**Data for this task**

──────

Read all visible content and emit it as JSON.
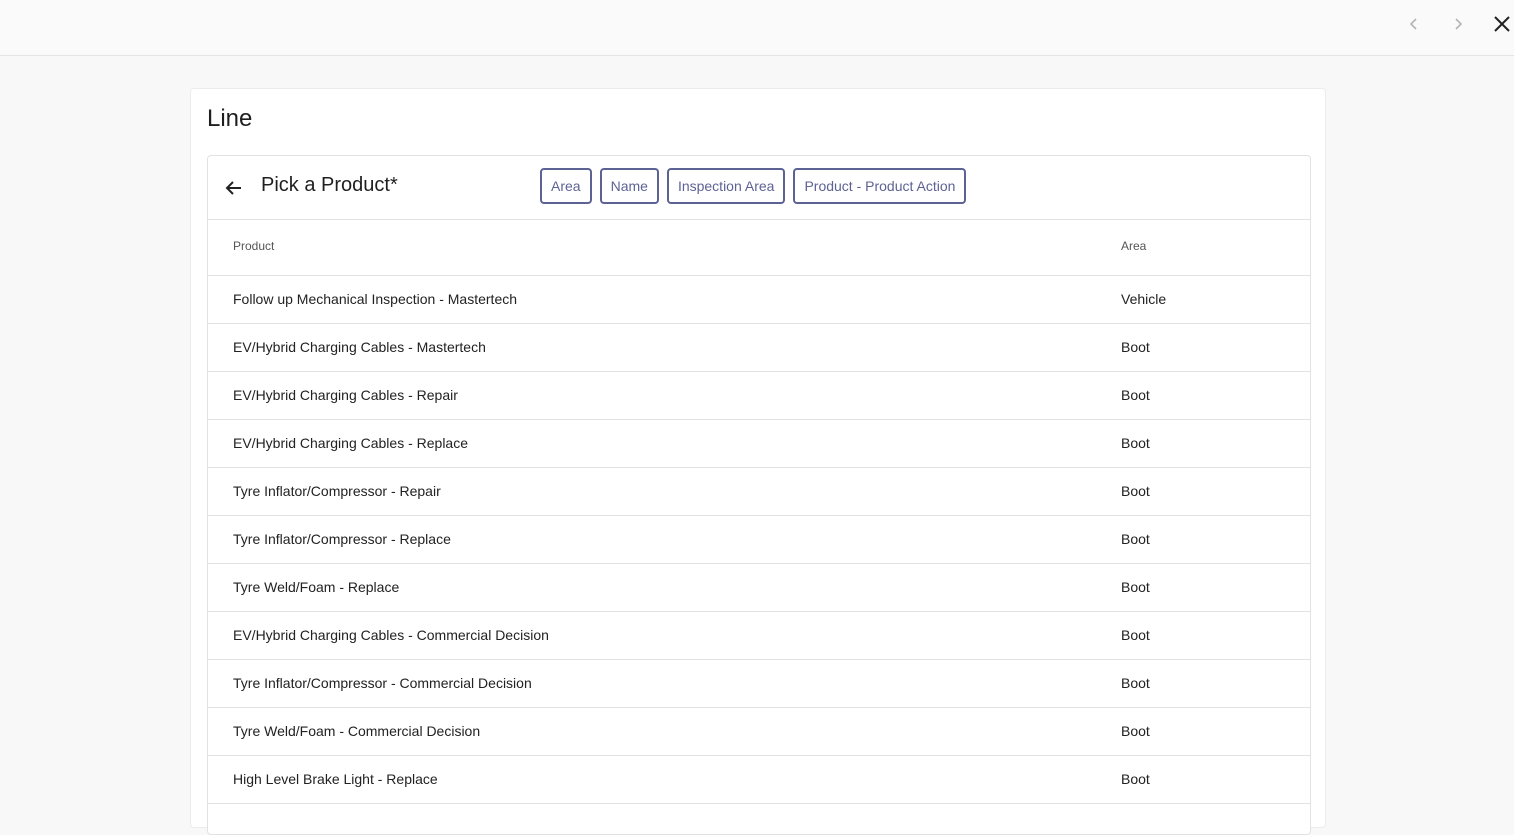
{
  "top_nav": {
    "prev_icon": "chevron-left-icon",
    "next_icon": "chevron-right-icon",
    "close_icon": "close-icon"
  },
  "card": {
    "title": "Line"
  },
  "picker": {
    "back_icon": "arrow-left-icon",
    "title": "Pick a Product*",
    "chips": [
      "Area",
      "Name",
      "Inspection Area",
      "Product - Product Action"
    ],
    "accent_color": "#5d6294"
  },
  "table": {
    "headers": {
      "product": "Product",
      "area": "Area"
    },
    "rows": [
      {
        "product": "Follow up Mechanical Inspection - Mastertech",
        "area": "Vehicle"
      },
      {
        "product": "EV/Hybrid Charging Cables - Mastertech",
        "area": "Boot"
      },
      {
        "product": "EV/Hybrid Charging Cables - Repair",
        "area": "Boot"
      },
      {
        "product": "EV/Hybrid Charging Cables - Replace",
        "area": "Boot"
      },
      {
        "product": "Tyre Inflator/Compressor - Repair",
        "area": "Boot"
      },
      {
        "product": "Tyre Inflator/Compressor - Replace",
        "area": "Boot"
      },
      {
        "product": "Tyre Weld/Foam - Replace",
        "area": "Boot"
      },
      {
        "product": "EV/Hybrid Charging Cables - Commercial Decision",
        "area": "Boot"
      },
      {
        "product": "Tyre Inflator/Compressor - Commercial Decision",
        "area": "Boot"
      },
      {
        "product": "Tyre Weld/Foam - Commercial Decision",
        "area": "Boot"
      },
      {
        "product": "High Level Brake Light - Replace",
        "area": "Boot"
      }
    ]
  }
}
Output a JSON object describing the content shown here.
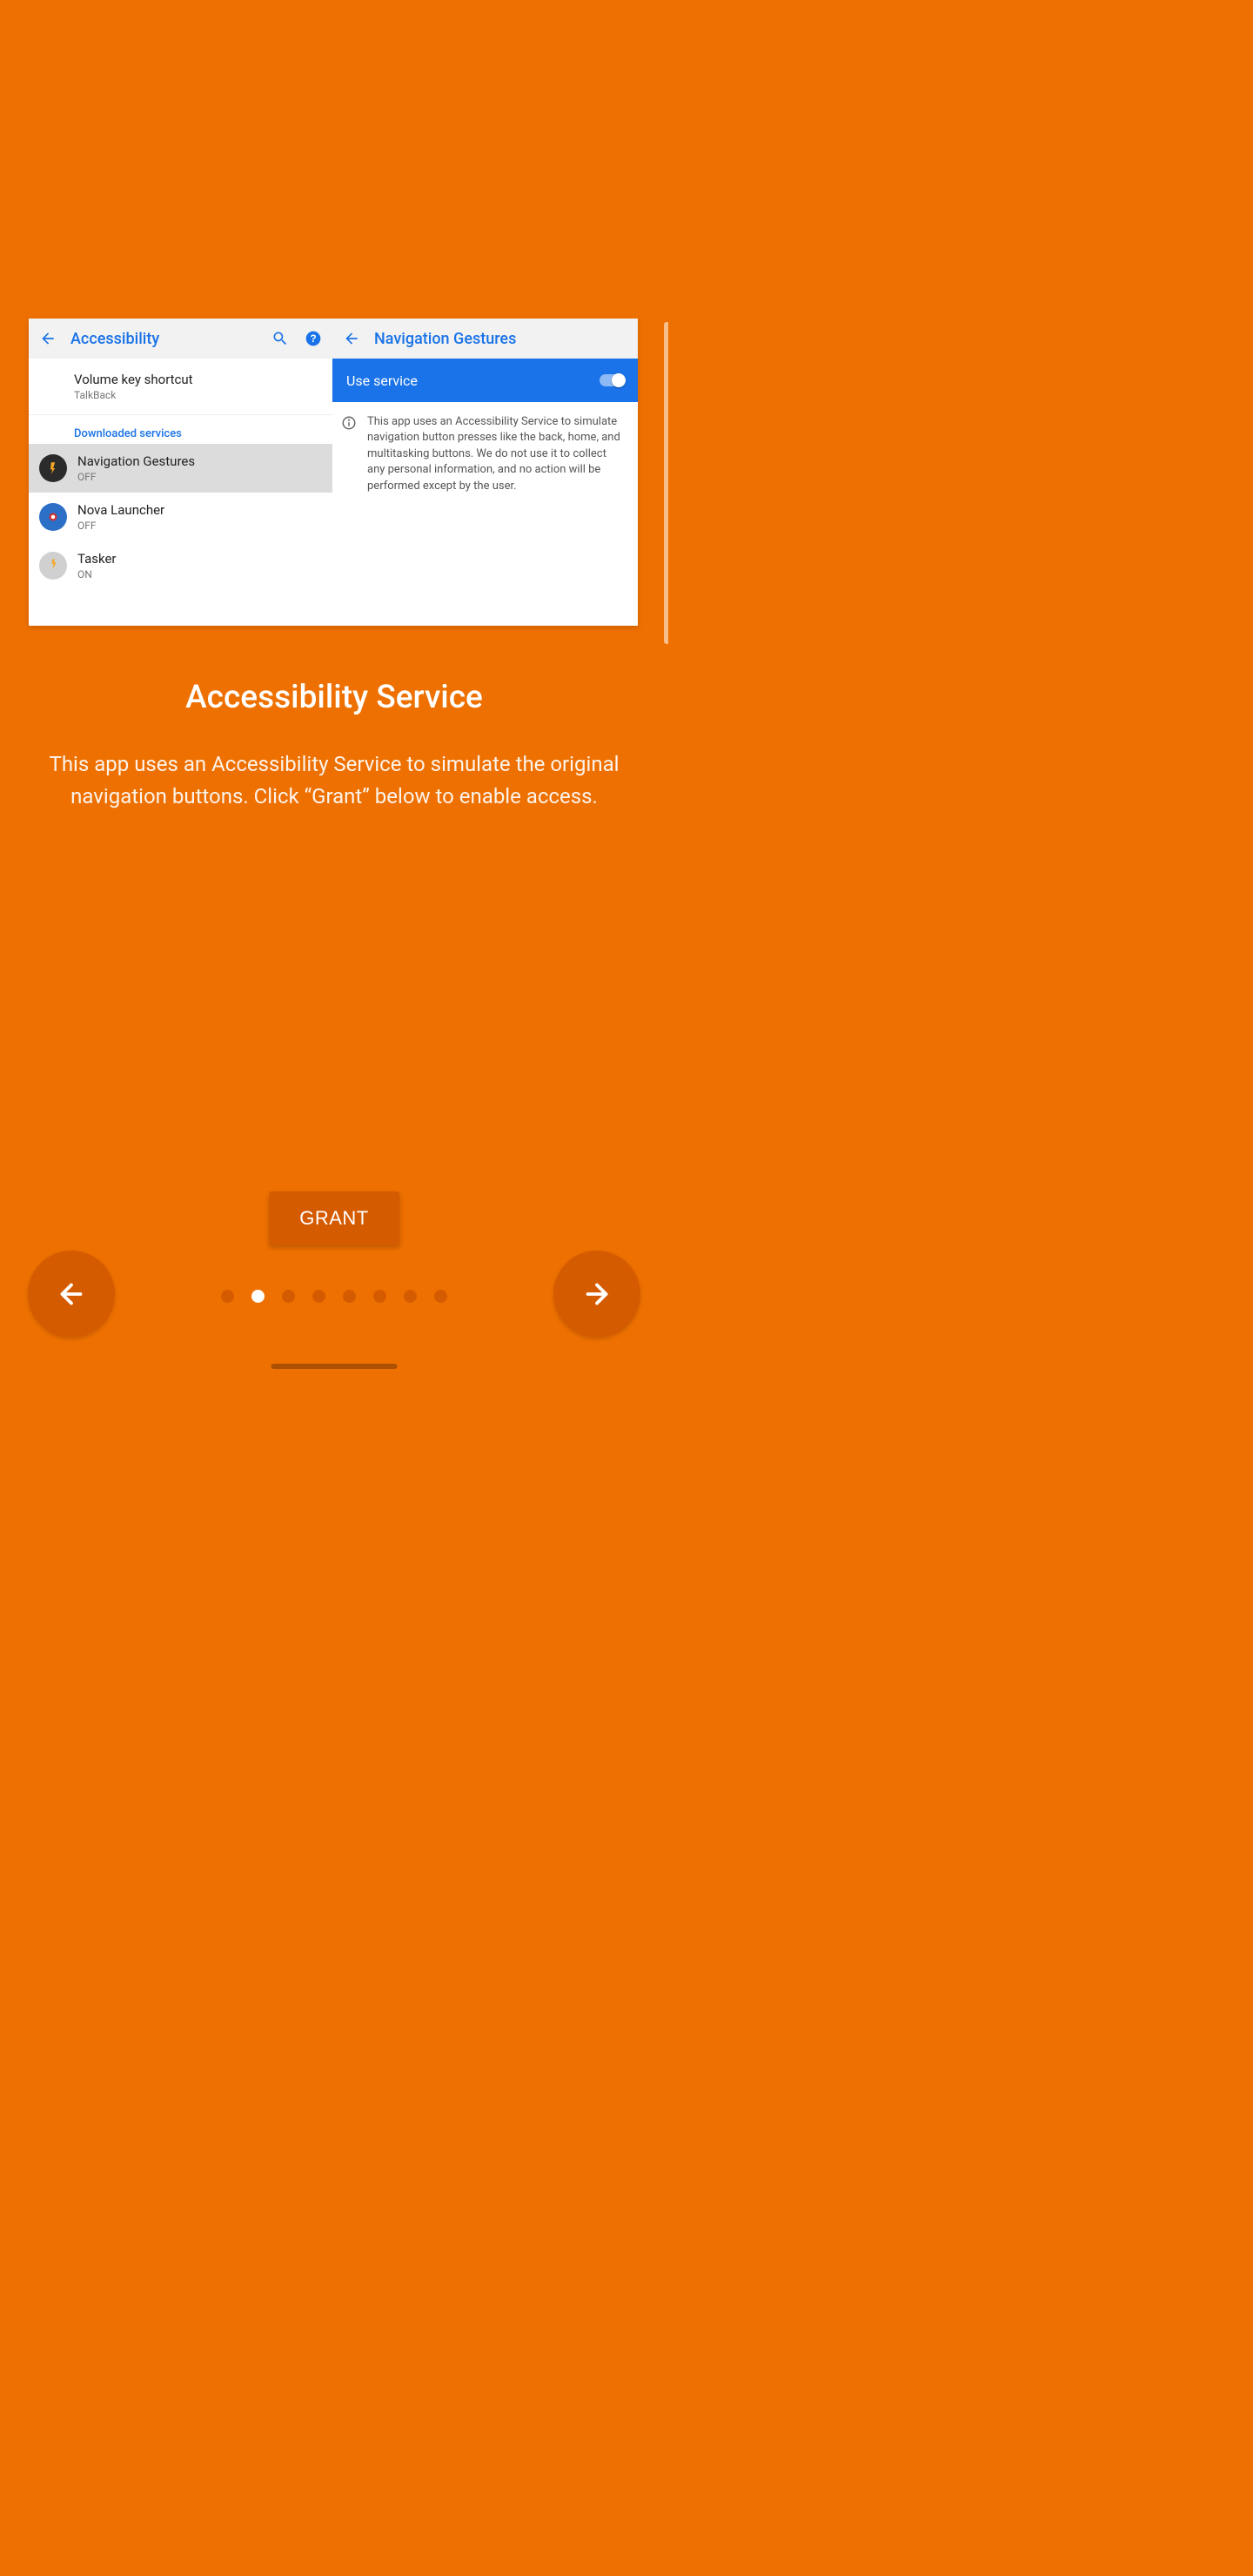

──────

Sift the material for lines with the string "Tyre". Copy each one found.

**Task solution**
        "product": "Tyre Inflator/Compressor - Repair",
        "product": "Tyre Inflator/Compressor - Replace",
        "product": "Tyre Weld/Foam - Replace",
        "product": "Tyre Inflator/Compressor - Commercial Decision",
        "product": "Tyre Weld/Foam - Commercial Decision",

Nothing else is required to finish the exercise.